Showing posts from September, 2012

Ben Woodard - Dark vitalism:a mix of weird fiction and sci-fi with speculative philosophy and biology to diagnose and explicate the metaphysical and literal sliminess of human existence

Ben Woodard, Slime Dynamics, Zero Books, 2012.

"Despite humanity s gradual ascent from clustered pools of it, slime is more often than not relegated
to a mere residue—the trail of a verminous life form, the trace of decomposition, or an entertaining
synthetic material—thereby leaving its generative and mutative associations with life neatly removed
from the human sphere of thought and existence. Arguing that slime is a viable physical and metaphysical
object necessary to produce a realist bio-philosophy void of anthrocentricity, this text explores
naturephilosophie, speculative realism, and contemporary science; hyperbolic representations of slime
found in the weird texts of HP Lovecraft and Thomas Ligotti; as well as survival horror films, video
games, and graphic novels, in order to present the dynamics of slime not only as the trace of life
but as the darkly vitalistic substance of life."

"Woodard reminds us that humans "like any other polyp of living ma…

Joyce Mansour - Like the eagle at daybreak, Death swallows the dew, The snake smothers the rat, The nomad under his tent listens to the time screeching, On the gravel of insomnia, Everything is there waiting for a word already stated, Elsewhere
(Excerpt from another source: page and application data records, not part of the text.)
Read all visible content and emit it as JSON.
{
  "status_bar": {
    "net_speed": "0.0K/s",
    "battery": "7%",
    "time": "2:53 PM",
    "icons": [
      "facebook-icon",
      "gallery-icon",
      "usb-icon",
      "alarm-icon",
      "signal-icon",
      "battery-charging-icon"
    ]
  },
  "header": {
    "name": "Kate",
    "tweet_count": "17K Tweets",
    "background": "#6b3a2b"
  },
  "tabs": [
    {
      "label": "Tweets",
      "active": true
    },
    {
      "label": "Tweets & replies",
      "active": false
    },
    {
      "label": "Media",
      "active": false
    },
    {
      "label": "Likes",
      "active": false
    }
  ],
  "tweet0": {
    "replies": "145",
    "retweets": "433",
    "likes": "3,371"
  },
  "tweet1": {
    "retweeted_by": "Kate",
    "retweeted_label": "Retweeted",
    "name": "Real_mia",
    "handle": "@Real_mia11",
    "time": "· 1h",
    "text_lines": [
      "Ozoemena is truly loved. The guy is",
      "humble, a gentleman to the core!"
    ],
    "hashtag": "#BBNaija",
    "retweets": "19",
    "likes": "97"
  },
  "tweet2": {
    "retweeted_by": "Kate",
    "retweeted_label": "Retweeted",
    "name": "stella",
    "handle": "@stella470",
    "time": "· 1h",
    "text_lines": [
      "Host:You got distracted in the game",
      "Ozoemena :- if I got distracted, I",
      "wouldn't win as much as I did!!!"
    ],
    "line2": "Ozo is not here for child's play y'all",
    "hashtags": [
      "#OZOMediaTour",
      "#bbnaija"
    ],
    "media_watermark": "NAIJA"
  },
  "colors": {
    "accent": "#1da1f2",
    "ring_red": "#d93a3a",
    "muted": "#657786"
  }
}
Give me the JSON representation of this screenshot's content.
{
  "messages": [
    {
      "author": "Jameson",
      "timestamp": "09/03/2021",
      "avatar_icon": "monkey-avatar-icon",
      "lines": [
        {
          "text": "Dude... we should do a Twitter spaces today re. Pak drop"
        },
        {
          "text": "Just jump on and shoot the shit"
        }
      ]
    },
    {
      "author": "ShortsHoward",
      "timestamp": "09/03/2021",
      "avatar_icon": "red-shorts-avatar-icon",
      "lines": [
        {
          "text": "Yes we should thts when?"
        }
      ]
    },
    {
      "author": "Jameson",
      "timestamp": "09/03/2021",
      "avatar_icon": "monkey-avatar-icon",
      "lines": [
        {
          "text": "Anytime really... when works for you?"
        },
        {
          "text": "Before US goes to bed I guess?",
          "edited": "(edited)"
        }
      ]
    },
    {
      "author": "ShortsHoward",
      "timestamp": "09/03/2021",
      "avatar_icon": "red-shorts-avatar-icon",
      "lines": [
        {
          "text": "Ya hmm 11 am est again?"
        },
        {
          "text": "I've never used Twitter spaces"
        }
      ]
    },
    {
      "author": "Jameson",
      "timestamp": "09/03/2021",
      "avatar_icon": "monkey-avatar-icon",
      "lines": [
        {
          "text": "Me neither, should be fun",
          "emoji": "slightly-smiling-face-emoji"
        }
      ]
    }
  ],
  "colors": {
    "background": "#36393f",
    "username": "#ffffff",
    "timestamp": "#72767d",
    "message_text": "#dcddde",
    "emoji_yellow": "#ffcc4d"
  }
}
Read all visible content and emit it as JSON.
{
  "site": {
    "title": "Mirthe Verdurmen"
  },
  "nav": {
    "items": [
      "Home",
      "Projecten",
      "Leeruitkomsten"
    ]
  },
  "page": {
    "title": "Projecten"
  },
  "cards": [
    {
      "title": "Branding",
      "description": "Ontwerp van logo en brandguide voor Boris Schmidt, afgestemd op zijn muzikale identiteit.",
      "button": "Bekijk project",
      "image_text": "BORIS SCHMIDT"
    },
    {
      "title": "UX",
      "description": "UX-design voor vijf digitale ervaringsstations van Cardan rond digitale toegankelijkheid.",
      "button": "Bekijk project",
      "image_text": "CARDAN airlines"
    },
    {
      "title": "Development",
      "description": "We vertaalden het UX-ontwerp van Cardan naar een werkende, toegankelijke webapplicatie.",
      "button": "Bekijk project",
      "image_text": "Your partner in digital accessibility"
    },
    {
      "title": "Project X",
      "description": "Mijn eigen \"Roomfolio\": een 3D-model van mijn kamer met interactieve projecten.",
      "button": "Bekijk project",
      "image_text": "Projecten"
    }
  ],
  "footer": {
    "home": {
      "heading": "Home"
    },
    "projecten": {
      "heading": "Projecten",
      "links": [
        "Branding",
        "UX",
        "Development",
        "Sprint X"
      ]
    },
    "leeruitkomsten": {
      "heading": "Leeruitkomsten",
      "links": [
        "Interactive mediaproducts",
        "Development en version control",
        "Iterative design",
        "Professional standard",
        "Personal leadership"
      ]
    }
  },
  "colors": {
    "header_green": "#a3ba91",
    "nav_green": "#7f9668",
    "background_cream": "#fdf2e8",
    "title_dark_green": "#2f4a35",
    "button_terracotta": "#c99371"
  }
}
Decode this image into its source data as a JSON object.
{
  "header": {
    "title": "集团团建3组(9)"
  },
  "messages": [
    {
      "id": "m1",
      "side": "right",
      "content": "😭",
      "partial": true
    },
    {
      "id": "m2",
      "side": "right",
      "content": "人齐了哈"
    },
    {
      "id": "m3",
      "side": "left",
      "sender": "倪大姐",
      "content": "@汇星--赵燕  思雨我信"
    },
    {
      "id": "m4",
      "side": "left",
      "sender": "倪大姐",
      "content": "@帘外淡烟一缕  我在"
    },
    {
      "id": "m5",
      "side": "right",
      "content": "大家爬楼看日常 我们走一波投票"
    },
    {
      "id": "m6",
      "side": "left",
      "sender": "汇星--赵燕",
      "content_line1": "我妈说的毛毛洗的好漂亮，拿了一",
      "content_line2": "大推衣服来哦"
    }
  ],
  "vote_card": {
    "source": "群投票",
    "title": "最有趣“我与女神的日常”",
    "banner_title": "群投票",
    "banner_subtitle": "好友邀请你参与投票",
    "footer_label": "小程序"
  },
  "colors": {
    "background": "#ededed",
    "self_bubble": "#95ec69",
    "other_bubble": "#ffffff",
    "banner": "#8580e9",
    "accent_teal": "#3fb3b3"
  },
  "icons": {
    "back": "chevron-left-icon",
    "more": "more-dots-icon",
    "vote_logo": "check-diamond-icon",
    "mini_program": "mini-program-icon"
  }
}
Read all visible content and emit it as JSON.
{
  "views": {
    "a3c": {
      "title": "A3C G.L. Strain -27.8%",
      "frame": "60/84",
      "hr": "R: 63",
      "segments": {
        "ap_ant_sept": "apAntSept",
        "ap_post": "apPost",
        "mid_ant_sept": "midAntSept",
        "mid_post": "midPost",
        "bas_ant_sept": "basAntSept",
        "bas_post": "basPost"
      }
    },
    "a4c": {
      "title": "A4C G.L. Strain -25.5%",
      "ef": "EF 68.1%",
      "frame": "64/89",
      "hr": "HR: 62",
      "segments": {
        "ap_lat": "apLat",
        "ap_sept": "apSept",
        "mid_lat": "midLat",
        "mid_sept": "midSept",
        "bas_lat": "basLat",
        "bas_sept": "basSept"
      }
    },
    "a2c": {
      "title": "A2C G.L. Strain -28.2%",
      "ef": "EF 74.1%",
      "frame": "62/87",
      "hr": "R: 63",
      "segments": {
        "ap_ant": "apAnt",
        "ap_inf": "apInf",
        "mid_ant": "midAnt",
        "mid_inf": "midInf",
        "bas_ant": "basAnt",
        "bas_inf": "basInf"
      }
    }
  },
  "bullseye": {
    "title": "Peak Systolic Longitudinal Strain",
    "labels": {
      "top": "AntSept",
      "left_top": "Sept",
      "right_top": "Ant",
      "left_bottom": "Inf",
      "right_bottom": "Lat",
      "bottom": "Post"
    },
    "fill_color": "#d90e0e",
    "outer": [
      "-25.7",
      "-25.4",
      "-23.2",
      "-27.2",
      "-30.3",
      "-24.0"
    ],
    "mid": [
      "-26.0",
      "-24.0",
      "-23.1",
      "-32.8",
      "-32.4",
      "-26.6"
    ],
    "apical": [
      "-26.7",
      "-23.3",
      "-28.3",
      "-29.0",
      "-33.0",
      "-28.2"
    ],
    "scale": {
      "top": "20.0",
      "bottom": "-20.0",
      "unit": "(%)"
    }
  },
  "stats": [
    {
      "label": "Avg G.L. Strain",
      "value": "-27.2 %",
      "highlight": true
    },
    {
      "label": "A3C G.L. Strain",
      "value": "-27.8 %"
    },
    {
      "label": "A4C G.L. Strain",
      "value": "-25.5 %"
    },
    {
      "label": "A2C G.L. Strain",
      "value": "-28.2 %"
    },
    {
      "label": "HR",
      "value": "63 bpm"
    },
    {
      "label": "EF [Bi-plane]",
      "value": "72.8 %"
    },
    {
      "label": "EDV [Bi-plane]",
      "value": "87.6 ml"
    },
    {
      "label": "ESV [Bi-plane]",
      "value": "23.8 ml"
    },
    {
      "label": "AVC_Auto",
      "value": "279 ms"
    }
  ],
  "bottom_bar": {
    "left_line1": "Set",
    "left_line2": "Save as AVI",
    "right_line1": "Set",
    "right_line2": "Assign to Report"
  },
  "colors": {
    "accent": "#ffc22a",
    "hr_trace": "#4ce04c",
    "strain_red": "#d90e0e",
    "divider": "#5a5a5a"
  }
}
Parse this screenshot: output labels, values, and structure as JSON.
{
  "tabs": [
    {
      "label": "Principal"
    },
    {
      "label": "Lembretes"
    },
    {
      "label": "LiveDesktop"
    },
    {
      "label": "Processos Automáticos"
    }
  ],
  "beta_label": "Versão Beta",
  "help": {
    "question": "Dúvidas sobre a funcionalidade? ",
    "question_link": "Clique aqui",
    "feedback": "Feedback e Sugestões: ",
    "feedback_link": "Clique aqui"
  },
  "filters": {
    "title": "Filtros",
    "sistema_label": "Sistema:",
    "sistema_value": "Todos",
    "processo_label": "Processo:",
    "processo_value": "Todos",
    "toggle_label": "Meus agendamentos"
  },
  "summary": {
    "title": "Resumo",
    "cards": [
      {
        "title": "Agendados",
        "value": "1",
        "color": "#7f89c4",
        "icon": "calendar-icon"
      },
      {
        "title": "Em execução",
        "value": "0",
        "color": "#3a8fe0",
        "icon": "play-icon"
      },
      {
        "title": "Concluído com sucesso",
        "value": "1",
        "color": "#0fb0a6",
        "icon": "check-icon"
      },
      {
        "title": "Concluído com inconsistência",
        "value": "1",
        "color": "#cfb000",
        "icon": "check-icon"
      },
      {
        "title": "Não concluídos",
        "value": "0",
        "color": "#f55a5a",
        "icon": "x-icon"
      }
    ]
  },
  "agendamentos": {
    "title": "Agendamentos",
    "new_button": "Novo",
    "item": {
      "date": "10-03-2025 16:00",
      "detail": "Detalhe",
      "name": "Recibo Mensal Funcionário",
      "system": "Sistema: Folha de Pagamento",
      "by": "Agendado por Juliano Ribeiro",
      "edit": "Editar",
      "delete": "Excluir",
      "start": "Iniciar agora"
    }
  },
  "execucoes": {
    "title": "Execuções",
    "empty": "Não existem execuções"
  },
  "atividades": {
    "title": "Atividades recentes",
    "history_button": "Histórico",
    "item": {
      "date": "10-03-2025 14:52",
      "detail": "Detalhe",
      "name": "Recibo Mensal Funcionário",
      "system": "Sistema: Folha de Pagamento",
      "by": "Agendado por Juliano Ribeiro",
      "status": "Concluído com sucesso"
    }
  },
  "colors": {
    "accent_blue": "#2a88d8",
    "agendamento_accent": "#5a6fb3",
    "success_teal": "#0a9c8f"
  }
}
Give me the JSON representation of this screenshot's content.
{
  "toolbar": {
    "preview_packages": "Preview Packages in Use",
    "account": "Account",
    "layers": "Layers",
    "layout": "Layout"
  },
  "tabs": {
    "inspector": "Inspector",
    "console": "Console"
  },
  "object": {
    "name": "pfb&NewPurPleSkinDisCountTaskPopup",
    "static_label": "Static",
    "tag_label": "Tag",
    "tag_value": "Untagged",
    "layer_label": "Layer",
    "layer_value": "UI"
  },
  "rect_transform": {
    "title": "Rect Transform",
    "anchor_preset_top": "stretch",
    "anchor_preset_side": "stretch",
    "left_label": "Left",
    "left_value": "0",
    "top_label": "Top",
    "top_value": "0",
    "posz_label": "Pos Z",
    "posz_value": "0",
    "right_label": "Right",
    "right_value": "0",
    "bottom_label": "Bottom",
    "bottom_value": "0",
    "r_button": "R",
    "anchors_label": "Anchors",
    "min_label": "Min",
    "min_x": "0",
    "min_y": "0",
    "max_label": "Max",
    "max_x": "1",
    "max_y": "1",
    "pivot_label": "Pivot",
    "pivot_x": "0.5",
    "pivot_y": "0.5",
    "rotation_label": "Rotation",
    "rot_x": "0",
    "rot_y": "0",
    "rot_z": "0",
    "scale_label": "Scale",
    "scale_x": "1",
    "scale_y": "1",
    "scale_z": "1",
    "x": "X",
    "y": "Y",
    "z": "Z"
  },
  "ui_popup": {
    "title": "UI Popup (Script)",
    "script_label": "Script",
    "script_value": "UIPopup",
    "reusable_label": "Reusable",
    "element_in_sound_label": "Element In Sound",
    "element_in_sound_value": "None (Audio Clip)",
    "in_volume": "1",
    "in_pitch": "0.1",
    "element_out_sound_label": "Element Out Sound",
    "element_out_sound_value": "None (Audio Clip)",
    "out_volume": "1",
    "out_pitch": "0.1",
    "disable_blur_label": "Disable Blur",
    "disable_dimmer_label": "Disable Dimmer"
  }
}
Joyce Mansour, Essential Poems and Writings (English and French Edition), Trans. by Serge Gavronsky, Black Widow Press, 2008.

Joyce Mansour (1928-1986) was born in England, raised in Cairo, and moved to Paris where she quickly became one of the major Surrealist figures around Andre Breton. Her writings garnered respect among the Surrealists of this time period and in Paris in general. Now widely recognized as an important poet in Europe, this is the first major anthology of her works (Poems, plays, and essays) to be available in the English language. Translator/editor Serge Gavronsky has been writing and masterfully translating Mansour's works for more than twenty years; he presents a succinct overview of her work in his introduction. Mansour's violent eroticism (in the 1950's before the first waves of feminist writings) and mastery over the poetic form represents a thoroughly modern poet whose poems are fully alive and essential. The extensive poetry section is bilingual…

Pam Benjamin dives into the lives of four bike messengers who kill corporate people for money. An episodic journey reads like a television series with vivid images and strikingly graphic dialogue

Pam Benjamin, The Pigeon Chronicles or Bike Messenger Assassins, Ink., 2010.

THE PIGEON CHRONICLES OR BIKE MESSENGER ASSASSINS dives into the lives of four bike messengers who kill corporate people for money. Realistically set in the streets and bars of San Francisco, Benjamin's episodic journey reads like a television series with vivid images and strikingly graphic dialogue. Each of the 18 episodes follow an individual arc that fits into the larger plot lines while keeping the story moving at pace with the messengers, fast. Read how Retch, Bucket, Condor and Carrier entangle themselves in love, betrayal, death and well rum at 6 am.

Excerpt from Pam Benjamin’s “The Pigeon Chronicles or Bike Messenger Assassins”

November 30th, 2010 “Fuck man, I haven’t had a solid shit in three weeks.” Bucket fell out of the bar bathroom steadying him self with the chewed and beaten booth. He had an unlit joint between his lips. “Whiskey shits are the shit.” He meant “the shit” as a positive thing.

Aaron Teel - Pink flamingos with missing heads, stray huskies, overgrown toddler without a shirt, trash bag flapping, bologna sandwiches, MTV, wood panel walls, a mobile home full of angels, Texas drawl, shit-filled Underoos, dildo in a swimming pool, RV’s, a busted La-Z-Boy, a greasy ball cap, plastic vodka bottle and a lot of other THINGS

Aaron Teel, Shampoo Horns, Rose Metal Press, 2012.

A grieving widow spied sleeping through the busted out window of a dilapidated trailer, a severed nipple, an illicit raid on a roadside fireworks stand: a boy named Cherry Tree, with a penchant for tight red underwear and old towels worn as capes, encounters these and other mysteries one heat-struck summer in 1989 when his world is expanded by an abusive older brother and an elusive Mexican girl. Shampoo Horns is a meditation on boyhood, brotherhood, and the fragmented process of coming of age.


“Teel’s writing surprises throughout: ‘Tater Tot, my one and only friend, blew by me on his bike and squeezed its horrible horn, a sound like a braying donkey swallowing a kazoo.’ The collection flies by toward its foreshadowed final scene. At the end of his passage about the explosions like bottle rockets, Kerouac writes that ‘in the middle you see the blue centerlight pop and everybody goes “Awww!”’ So it is with Shampoo Horns,a fearl…